From Dan on July 1st, 2009 in Electrical
Photo credit: striatic
As of June 12th all analog broadcasts from television have been eliminated. This long awaited switch came after about two years of planning, debating, and educating the public. Yet even after that much time many of the results and implications of the DTV switch are unclear.
What this change really amounts to is a sort of concrete, all inclusive transformation to the new digital age; a societal switch in which our most basic information and entertainment infrastructure officially joins the internet, mobile electronics, and the entire new wave of technology.
The main reasons for the switch are practical, with benefits for both consumers and government. Digital signals are much more efficient than analog ones. They provide clearer pictures while taking up less space. That is, a broadcaster can fit several digital channels in the space required to send just one analog channel. That opens up airwaves for governments to use for emergency services as well as commercial communication services.
What It Means For You
The time of the rabbit-eared antenna is gone. In many cases so will be the channel numbers for your local television stations. Rather than UHF numbers like 12, 24, even 47 — just for the three channels you get with an old antenna — you’ll find digital numerics reading 5.1, 7.2, etc. You might find the same station broadcast over two or more channels. Typically at least one of these is high-definition (HD).
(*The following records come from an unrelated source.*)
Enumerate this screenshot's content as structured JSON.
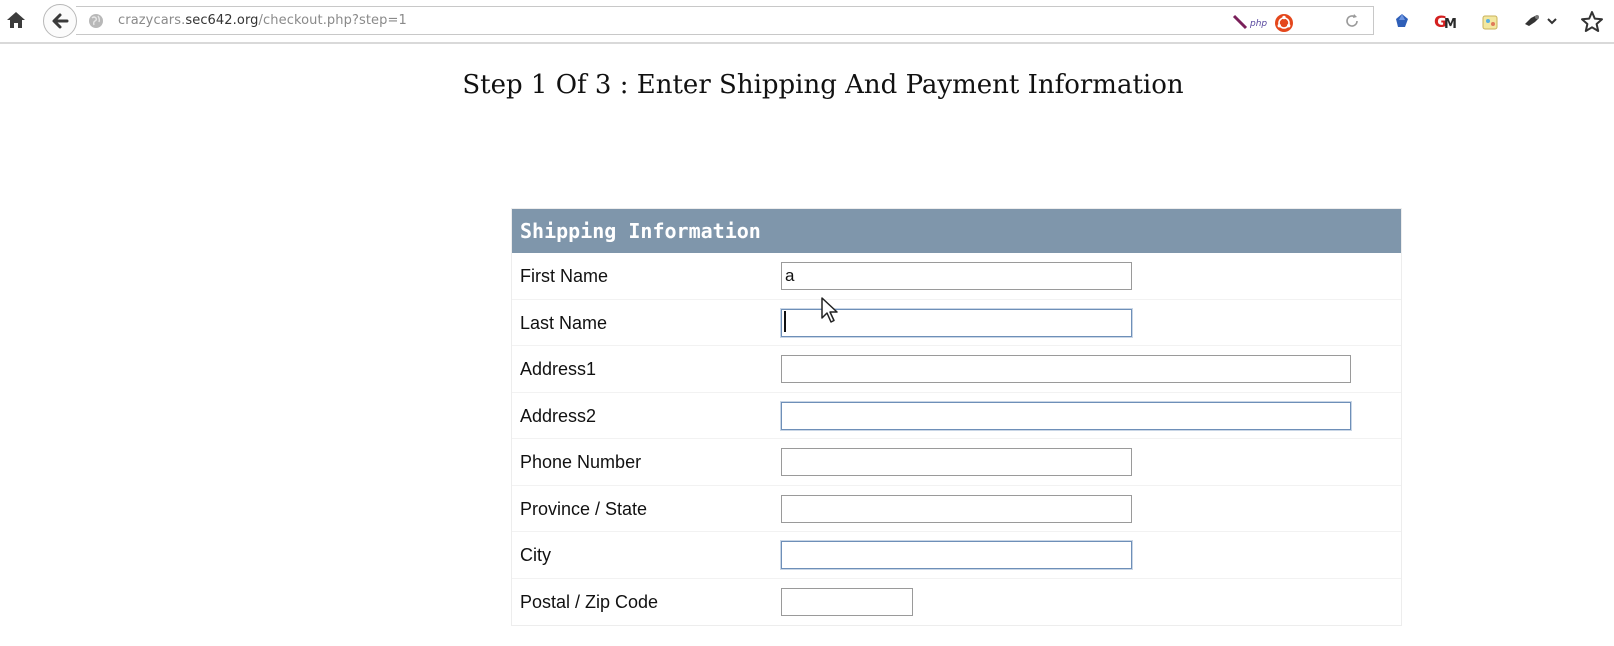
{
  "browser": {
    "url_prefix": "crazycars.",
    "url_domain": "sec642.org",
    "url_path": "/checkout.php?step=1",
    "icons": [
      "home-icon",
      "back-icon",
      "globe-icon",
      "php-extension-icon",
      "ubuntu-icon",
      "reload-icon",
      "extension-blue-icon",
      "greasemonkey-icon",
      "extension-bag-icon",
      "extension-tool-icon",
      "star-icon"
    ]
  },
  "page": {
    "title": "Step 1 Of 3 : Enter Shipping And Payment Information"
  },
  "shipping": {
    "header": "Shipping Information",
    "header_color": "#7f96ab",
    "fields": {
      "first_name": {
        "label": "First Name",
        "value": "a"
      },
      "last_name": {
        "label": "Last Name",
        "value": ""
      },
      "address1": {
        "label": "Address1",
        "value": ""
      },
      "address2": {
        "label": "Address2",
        "value": ""
      },
      "phone": {
        "label": "Phone Number",
        "value": ""
      },
      "province": {
        "label": "Province / State",
        "value": ""
      },
      "city": {
        "label": "City",
        "value": ""
      },
      "postal": {
        "label": "Postal / Zip Code",
        "value": ""
      }
    }
  }
}
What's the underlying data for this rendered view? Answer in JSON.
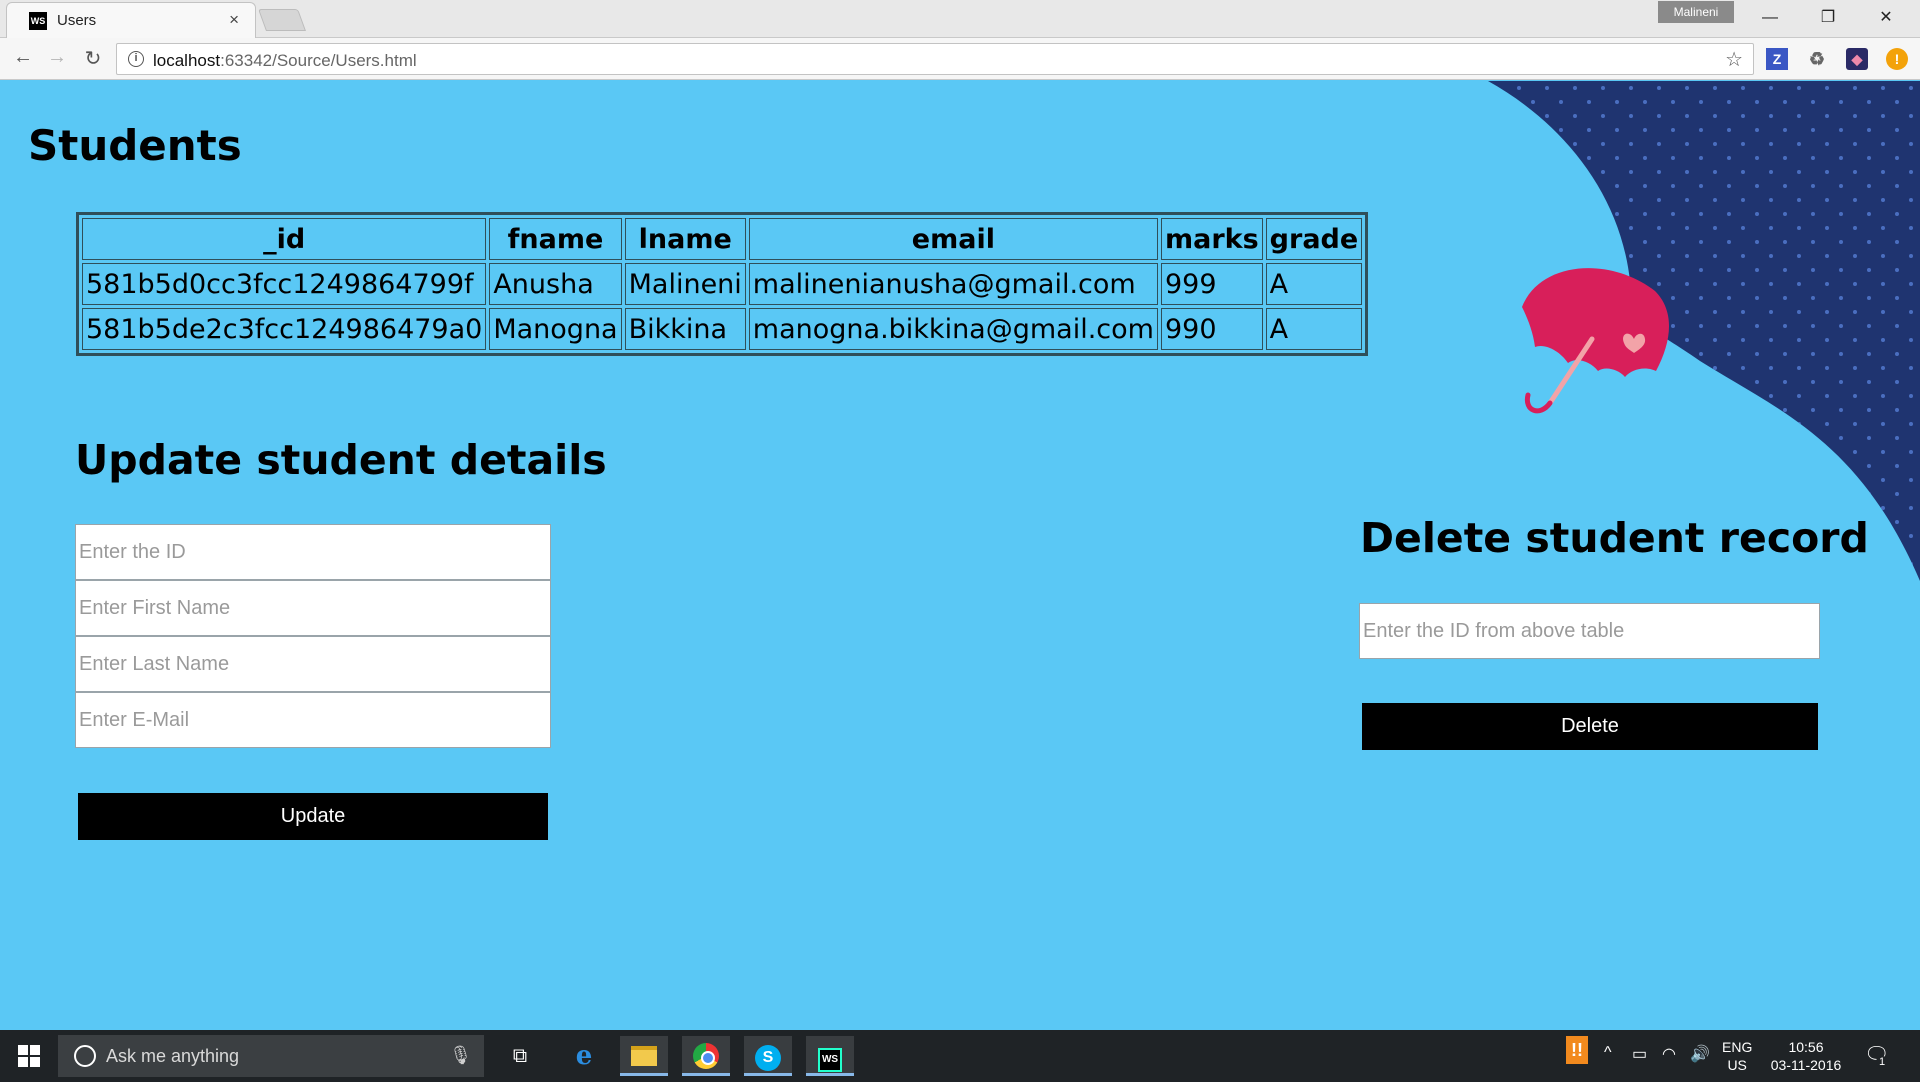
{
  "browser": {
    "tab_title": "Users",
    "tab_favicon": "WS",
    "tab_close": "×",
    "profile_name": "Malineni",
    "window_controls": {
      "minimize": "—",
      "maximize": "❐",
      "close": "✕"
    },
    "nav": {
      "back": "←",
      "forward": "→",
      "reload": "↻"
    },
    "url": {
      "host": "localhost",
      "rest": ":63342/Source/Users.html"
    },
    "info_icon": "i",
    "bookmark_star": "☆",
    "extensions": [
      "Z",
      "♻",
      "◆",
      "!"
    ]
  },
  "page": {
    "students_heading": "Students",
    "table": {
      "headers": [
        "_id",
        "fname",
        "lname",
        "email",
        "marks",
        "grade"
      ],
      "rows": [
        [
          "581b5d0cc3fcc1249864799f",
          "Anusha",
          "Malineni",
          "malinenianusha@gmail.com",
          "999",
          "A"
        ],
        [
          "581b5de2c3fcc124986479a0",
          "Manogna",
          "Bikkina",
          "manogna.bikkina@gmail.com",
          "990",
          "A"
        ]
      ]
    },
    "update": {
      "heading": "Update student details",
      "id_placeholder": "Enter the ID",
      "fname_placeholder": "Enter First Name",
      "lname_placeholder": "Enter Last Name",
      "email_placeholder": "Enter E-Mail",
      "button_label": "Update"
    },
    "delete": {
      "heading": "Delete student record",
      "id_placeholder": "Enter the ID from above table",
      "button_label": "Delete"
    },
    "colors": {
      "background": "#5ac8f5",
      "dark_curve": "#1f3470",
      "umbrella": "#d81f5a"
    }
  },
  "taskbar": {
    "search_hint": "Ask me anything",
    "mic_icon": "🎙",
    "task_view_icon": "⧉",
    "edge_icon": "e",
    "skype_icon": "S",
    "ws_icon": "WS",
    "tray": {
      "warning": "!!",
      "up_arrow": "^",
      "battery": "▭",
      "wifi": "◠",
      "volume": "🔊",
      "lang_top": "ENG",
      "lang_bottom": "US",
      "time": "10:56",
      "date": "03-11-2016",
      "notify_icon": "🗨",
      "notify_count": "1"
    }
  }
}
If you haven’t already, you will need to pick up a digital converter box (or new TV) from a local retailer. Best Buy, Target, other department stores and online sites like Amazon.com all carry them. The federal government has also been offering coupons to put toward purchasing a digital converter, find out more at www.dtv2009.gov. Boxes range in price from $40 to over $100 depending on its features.
The Digital Home of the Future
This rather historic switch to digital will have permanent implications, paving the way for the digital home of the future. Televisions, home stereos and entertainment systems all will now wholly embrace–both in design and function–this new age.
Surely we are already well on the path to an interconnected, smart and digital home–remote control ovens and smart meters are just two existing examples of that trend. Yet the symbolism and real effect on many U.S. households of the digital switch cannot be denied. It literally paves the way for automation of home technologies, likely leading to some (once) very science-fictional outcomes — already we have wireless Hi-Def stereo systems on the market.
Not only that, it will also change the face of electrical work in our country. It’s not going to put electricians out of work or anything, but it may create a new niche of jobs in the related field. Look for digital home entertainment systems to be hardwired into new homes, as well as digital home conversion becoming a big part of remodeling. At the least we will find a new skill set for the electrical contractor today and in the future.
Out With the Old
As hundreds of thousands of families make the switch to digital TV it will create a mass of old, analog televisions heading to dumps and landfills. This however can be easily prevented by recycling your old TV. There are plenty of resources available for this, including one in almost every community. Check out Earth 911 or My Green Electronics to find recycling programs in your area. For a more comprehensive list, see EPA.gov to find out where you can donate or recycle your old computers and other electronic devices, including TVs of the analog age.